Fried earned notoriety and the nickname "The Pot Rabbi," last February when he was arrested and charged with selling marijuana in Borough Park. He's out on bail and awaiting trial. Fried says he was set up. "I was [only] an advocate for the medical use [of marijuana]," he said, stressing his arrest has no bearing on the shul issue.

After the Eighth St. Shul's members had drifted off, Perl's workers carted out furniture and other items - a mattress a lamp, a Camel cigarettes clock - which will be kept free of charge in storage for the shul, Perl noted.

Turkeltaub lives on the Lower East Side in the Grand St. Coops where he was head of maintenance for many years. He walked around inside the synagogue, shaking his head at its state. The women's gallery upstairs was piled with junk.

"Does this look like a place to hold services?" he asked.

Downstairs, a groove had been carved down the side of one of the Hebrew zodiac murals for a thin water pipe and faucet.

"A water faucet, here?" he asked. He disdainfully picked up dusty Torah covers that had been piled haphazardly on a pew. "Strewn around like garbage," he said in disgust. Prayer shawls were casually draped over the backs of the pews. There was no Torah in the arc.

Turkeltaub recalled when the synagogue used to pack in 400 people. But older members passed on or moved to Florida and their children moved to the suburbs, he said.

"I was the president, I was the janitor, everything," he said. "Believe me, I put my heart and soul into this for 45 years. In the 1960s, we used to have services here three times a day. Believe me, if this was a legitimate congregation I'd have no qualms whatsoever."

In a prime spot just a half block away from Tompkins Sq. Park, the shul will likely be converted to residences, like the far larger Cristadora House on E. Ninth St. and Avenue B, a former settlement house that was converted to luxury apartments.

Perl said because of zoning laws and height limits, he would actually lose space in the building's rear if he demolished the existing four-story structure and rebuilt, so it's more practical - as with many old buildings on the Lower East Side - to convert the existing shul to residential use.

"It was an attempted theft of a piece of property.
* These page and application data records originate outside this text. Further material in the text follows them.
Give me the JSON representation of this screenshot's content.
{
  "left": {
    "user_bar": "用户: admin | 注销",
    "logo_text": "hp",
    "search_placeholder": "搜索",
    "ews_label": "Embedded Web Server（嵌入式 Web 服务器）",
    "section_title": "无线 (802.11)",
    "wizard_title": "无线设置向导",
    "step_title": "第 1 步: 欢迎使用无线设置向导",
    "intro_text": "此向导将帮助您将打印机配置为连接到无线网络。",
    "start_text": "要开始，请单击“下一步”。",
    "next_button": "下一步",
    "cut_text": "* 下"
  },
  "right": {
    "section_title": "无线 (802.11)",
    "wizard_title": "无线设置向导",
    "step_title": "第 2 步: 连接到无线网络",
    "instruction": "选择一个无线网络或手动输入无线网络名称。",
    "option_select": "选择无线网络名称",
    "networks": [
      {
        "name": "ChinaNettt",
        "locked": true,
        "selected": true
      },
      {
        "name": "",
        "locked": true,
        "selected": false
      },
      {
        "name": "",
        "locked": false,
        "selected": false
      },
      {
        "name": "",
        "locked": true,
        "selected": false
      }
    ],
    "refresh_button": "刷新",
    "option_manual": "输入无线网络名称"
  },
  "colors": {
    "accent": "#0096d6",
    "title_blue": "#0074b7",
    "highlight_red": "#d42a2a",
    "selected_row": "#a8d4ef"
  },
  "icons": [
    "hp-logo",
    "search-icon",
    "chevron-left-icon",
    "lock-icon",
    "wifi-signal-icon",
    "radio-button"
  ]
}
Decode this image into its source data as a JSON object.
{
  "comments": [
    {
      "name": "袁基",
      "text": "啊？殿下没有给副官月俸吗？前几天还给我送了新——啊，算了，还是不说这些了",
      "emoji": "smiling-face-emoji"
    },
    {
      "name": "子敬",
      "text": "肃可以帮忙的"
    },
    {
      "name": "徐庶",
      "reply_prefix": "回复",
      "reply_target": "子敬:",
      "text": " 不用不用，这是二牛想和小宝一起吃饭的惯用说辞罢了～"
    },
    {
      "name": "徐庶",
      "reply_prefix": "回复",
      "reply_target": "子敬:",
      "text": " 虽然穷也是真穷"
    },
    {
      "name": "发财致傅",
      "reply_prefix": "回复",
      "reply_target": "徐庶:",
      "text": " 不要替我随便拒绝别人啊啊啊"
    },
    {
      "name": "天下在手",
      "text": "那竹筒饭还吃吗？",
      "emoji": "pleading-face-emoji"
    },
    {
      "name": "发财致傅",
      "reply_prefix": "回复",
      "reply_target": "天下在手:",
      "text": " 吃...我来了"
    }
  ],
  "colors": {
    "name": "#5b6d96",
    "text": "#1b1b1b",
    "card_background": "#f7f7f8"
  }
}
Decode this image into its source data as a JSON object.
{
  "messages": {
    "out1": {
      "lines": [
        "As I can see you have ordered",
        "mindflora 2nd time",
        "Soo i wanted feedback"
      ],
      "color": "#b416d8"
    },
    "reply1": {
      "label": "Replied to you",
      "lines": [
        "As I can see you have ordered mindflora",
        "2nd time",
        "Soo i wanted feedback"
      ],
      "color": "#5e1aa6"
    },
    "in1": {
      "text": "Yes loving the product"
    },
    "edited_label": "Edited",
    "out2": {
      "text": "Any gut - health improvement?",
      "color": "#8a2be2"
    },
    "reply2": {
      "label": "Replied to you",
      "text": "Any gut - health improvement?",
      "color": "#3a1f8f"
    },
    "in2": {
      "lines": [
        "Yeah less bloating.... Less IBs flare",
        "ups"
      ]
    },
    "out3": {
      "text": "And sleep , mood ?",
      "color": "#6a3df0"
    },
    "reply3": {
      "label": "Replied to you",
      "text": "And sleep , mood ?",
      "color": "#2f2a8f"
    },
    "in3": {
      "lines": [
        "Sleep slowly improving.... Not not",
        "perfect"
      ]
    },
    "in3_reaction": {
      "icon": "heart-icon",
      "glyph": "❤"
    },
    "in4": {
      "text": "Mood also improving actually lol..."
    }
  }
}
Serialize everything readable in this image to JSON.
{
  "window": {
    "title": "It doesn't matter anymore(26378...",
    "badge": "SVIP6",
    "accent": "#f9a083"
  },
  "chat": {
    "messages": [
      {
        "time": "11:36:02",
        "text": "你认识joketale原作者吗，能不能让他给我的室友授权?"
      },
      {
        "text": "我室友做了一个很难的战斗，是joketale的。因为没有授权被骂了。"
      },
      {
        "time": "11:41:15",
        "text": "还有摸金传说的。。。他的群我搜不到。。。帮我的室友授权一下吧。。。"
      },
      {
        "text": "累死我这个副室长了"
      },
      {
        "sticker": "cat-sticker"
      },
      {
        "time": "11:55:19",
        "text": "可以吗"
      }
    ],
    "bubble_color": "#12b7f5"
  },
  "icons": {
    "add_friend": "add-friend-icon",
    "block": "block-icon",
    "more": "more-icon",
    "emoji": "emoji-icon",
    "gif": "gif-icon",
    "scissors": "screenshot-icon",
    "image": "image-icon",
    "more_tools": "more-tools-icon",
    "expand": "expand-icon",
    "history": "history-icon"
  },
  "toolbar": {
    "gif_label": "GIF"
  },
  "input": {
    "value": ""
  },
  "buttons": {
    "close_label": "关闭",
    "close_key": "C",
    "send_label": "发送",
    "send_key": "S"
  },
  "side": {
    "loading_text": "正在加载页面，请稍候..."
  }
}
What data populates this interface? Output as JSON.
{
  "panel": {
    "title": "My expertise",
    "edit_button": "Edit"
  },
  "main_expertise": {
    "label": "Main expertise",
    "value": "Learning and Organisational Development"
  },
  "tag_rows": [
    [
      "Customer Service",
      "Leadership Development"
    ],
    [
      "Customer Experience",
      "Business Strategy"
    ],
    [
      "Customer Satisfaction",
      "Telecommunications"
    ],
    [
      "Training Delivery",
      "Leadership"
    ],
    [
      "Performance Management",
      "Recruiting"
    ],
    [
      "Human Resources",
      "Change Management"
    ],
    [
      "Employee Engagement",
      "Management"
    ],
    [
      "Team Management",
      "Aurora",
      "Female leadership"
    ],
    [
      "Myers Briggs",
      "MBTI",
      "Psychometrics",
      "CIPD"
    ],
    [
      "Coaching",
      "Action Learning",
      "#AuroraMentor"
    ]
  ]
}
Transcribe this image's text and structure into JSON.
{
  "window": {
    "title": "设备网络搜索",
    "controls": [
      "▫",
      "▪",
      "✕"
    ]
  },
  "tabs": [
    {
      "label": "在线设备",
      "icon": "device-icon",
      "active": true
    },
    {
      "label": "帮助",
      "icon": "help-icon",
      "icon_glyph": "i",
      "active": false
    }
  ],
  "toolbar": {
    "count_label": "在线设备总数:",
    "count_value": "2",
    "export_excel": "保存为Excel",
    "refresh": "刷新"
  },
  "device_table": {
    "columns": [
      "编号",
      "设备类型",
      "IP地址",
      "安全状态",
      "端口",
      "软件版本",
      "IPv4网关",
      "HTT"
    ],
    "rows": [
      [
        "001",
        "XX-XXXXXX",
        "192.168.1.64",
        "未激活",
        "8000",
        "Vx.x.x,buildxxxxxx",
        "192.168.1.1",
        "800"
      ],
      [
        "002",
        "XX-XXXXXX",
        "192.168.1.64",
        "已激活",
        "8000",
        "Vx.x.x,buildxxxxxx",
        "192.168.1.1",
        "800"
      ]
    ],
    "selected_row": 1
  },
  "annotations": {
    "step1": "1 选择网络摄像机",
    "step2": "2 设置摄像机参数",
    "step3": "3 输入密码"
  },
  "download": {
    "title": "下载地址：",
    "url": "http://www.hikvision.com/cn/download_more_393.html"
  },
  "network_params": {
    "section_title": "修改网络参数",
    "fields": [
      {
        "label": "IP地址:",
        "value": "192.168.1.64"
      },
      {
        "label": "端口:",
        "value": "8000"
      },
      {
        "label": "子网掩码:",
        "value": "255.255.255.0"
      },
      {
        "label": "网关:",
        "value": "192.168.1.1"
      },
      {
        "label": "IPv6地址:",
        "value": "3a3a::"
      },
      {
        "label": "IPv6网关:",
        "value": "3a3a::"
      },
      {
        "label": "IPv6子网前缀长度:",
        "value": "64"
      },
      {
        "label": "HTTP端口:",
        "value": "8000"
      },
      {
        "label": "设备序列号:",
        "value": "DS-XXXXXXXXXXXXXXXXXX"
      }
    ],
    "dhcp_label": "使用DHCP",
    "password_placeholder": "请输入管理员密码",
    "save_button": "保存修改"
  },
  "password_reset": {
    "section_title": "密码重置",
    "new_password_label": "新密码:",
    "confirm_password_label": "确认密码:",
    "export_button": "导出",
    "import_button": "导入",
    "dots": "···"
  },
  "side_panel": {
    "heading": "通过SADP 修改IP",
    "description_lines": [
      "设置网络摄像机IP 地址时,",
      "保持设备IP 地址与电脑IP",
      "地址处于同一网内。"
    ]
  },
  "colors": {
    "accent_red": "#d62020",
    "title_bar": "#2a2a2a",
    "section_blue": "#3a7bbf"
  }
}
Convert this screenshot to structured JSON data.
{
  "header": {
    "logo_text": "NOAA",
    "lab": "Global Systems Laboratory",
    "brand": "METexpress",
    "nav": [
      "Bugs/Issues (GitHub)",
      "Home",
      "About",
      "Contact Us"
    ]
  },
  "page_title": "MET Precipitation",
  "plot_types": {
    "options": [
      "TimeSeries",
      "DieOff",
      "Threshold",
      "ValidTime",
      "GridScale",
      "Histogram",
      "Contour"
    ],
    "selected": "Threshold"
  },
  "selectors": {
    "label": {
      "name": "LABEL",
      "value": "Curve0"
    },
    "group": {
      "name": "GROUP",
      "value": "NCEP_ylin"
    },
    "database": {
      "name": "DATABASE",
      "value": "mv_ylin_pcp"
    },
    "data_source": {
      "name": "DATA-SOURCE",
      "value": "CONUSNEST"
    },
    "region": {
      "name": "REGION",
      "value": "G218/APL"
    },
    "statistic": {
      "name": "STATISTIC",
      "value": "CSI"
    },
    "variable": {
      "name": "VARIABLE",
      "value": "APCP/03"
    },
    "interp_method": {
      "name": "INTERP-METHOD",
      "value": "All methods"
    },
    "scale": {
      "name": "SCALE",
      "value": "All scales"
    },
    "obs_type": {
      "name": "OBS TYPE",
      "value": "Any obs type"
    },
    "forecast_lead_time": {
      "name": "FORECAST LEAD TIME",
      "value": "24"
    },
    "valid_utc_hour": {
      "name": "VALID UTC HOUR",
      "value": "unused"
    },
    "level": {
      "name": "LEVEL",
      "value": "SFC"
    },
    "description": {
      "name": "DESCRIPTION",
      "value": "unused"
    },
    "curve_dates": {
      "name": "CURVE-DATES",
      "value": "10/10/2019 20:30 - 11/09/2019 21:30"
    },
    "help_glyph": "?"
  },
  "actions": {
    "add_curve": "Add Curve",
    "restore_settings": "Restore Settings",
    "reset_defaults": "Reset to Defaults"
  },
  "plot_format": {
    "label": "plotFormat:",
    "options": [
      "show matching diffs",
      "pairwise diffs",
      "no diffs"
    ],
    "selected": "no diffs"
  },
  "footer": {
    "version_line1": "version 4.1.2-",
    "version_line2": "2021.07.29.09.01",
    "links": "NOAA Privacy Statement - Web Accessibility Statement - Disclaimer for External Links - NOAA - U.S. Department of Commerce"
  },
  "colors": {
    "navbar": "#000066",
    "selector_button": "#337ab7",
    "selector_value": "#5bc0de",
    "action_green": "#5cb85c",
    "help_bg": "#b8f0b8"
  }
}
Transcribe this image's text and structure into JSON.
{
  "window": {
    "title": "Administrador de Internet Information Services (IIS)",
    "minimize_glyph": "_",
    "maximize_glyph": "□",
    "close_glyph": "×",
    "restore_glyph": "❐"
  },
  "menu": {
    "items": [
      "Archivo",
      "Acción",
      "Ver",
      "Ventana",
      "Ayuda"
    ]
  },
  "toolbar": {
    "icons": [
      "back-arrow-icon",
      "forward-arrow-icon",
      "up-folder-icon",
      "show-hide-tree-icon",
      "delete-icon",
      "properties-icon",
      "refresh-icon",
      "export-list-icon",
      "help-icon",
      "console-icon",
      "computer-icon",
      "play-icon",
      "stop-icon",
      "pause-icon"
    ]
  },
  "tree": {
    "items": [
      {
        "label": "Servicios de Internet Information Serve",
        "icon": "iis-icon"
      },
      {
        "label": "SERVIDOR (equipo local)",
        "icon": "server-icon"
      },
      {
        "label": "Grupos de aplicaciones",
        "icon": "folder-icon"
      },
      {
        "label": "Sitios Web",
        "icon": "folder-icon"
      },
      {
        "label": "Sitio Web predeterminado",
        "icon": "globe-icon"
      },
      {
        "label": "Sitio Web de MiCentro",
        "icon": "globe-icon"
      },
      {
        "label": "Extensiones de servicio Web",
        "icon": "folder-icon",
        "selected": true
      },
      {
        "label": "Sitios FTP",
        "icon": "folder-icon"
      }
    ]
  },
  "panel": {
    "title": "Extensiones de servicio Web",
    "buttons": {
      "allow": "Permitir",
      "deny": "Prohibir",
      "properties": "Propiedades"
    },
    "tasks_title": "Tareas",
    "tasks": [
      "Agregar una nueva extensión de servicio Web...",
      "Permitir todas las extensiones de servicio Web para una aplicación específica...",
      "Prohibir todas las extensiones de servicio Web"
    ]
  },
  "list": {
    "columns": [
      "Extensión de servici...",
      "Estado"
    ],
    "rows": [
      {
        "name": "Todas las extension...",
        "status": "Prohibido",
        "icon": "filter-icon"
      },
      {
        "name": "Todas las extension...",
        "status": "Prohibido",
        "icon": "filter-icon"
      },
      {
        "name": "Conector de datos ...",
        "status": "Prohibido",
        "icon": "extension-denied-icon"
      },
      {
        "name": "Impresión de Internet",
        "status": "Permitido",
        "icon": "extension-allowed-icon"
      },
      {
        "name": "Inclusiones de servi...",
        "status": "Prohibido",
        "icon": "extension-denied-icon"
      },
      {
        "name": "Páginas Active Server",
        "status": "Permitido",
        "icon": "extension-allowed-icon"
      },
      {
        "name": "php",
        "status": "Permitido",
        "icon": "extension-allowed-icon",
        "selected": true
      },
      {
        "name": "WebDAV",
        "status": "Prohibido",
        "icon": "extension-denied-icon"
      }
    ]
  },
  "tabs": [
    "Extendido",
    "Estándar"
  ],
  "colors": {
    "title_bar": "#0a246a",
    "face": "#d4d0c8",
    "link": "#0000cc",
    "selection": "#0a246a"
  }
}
And it was a scam," Perl said of the squatter shul. Perl wasn't moved by arguments that it is Alphabet City's last remaining synagogue.

"We're running out of pierogi shops, too," he said. "Things change."

©The Villager 2003